4.4.2013NATS, the body that deals with UK air traffic control, has been attempting to reduce aircraft fuel consumption and carbon emissions by getting planes to take more direct routes, and land and take off at a continuous rate. They have devised a programme they call Flight Profile Monitor, which helps them achieve this. It uses radar data to monitor the 3 dimensional flight profiles of individual aircraft and to then record which of those were achieving smooth, continuous climbs and descents. Ian Jopson from NATS claims that from a 12 month trial last year between NATS, BMi, BMi Regional, Loganair, easyJet, Ryanair and Edinburgh Airport they achieved a saving of “at least 800 tonnes of CO2 and 250 tonnes of fuel” (tiny in comparison with the UK total). This was done by analysing each flight to see where savings could be made. They got a 20% increase in continuous descent landings, to around 55%. They also got around 95% with a continuous climb rate.  NATS hopes to get more savings in future.





NATS meets its target in 2012 to organise UK airspace to save planes wasting fuel

Edit this entry.NATS – which provides air traffic navigation services for the UK – says it has met its target for 2012, in terms of organising airspace to minimise the amount of fuel burnt by aircraft, and hence their CO2 emissions.  Its scheme, called 3Di, aims to keep planes flying optimally in terms of both their height, the amount of level flight, and the distance they have to travel.  The ideal is for planes to land directly, on a straight line, coming down by continuous descent approach.  With the airspace over much of the  UK being some of the most crowded in the world, such an ideal is not always possible. Each flight gets a 3Di score, and then NATS gets a total score for the year.   If NATS meets a 3Di score each year of 24, it meets its requirements. If the score is over 27, it gets penalised.  If below 21, NATS gets bonuses. In 2012 its score was 23.9.

NATS has data on its first 6 months of new flight efficiency metric, 3Di

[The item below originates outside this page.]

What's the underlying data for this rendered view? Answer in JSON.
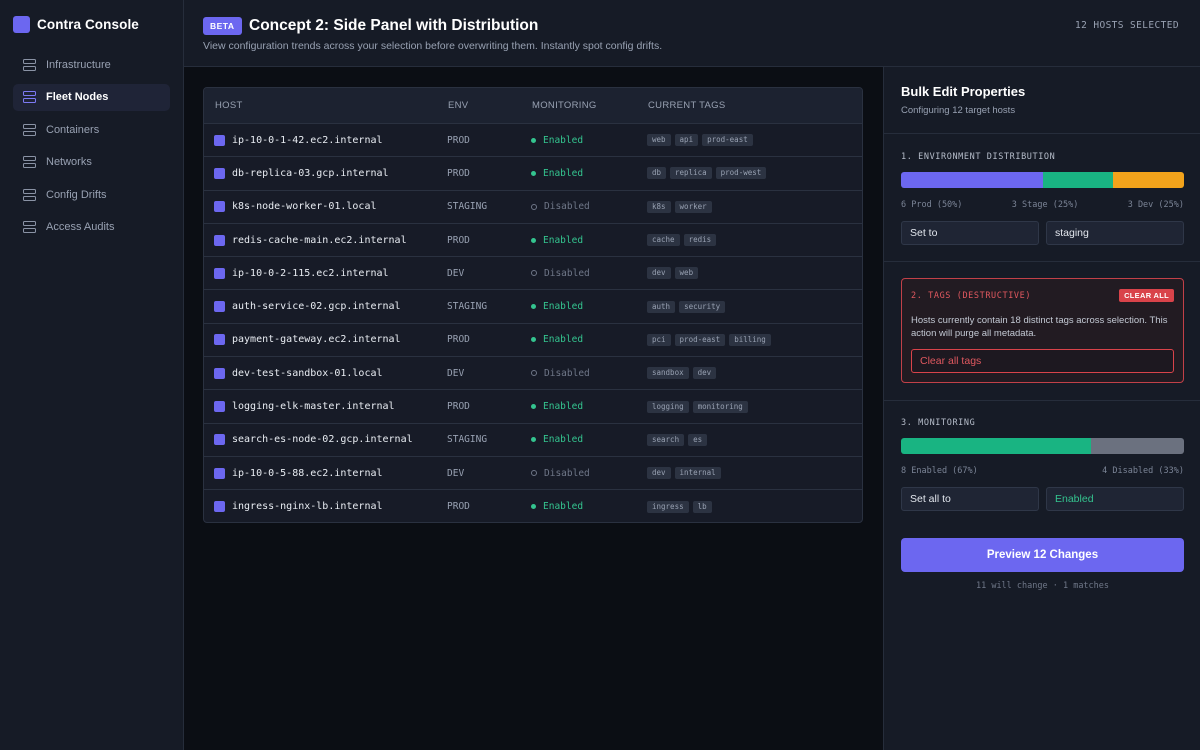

3.8.2012NATS has released data from the first 6 months of operation of its new metric to reduce aircraft emissions of planes in UK airspace, through improved efficiency of airspace management and flight path directness.  The metric is called 3Di.  Flights are given a score depending on how fuel efficient their course has been, by continuous climb departures, cruise levels as requested by airspace users and continuous descents, as well as most direct point-to-point routeings – ie. horizontal and vertical line.  NATS claims the 3Di tool will give huge fuel savings, it ” is designed to deliver 600,000 tonnes of CO2 savings over the next 3 years – the equivalent to 10,000 flights from London to New York.” The challenge for NATS is sorting out direct flight paths with a high volume of flights and limited runway capacity (at some times of day) at Heathrow, as well as bad weather.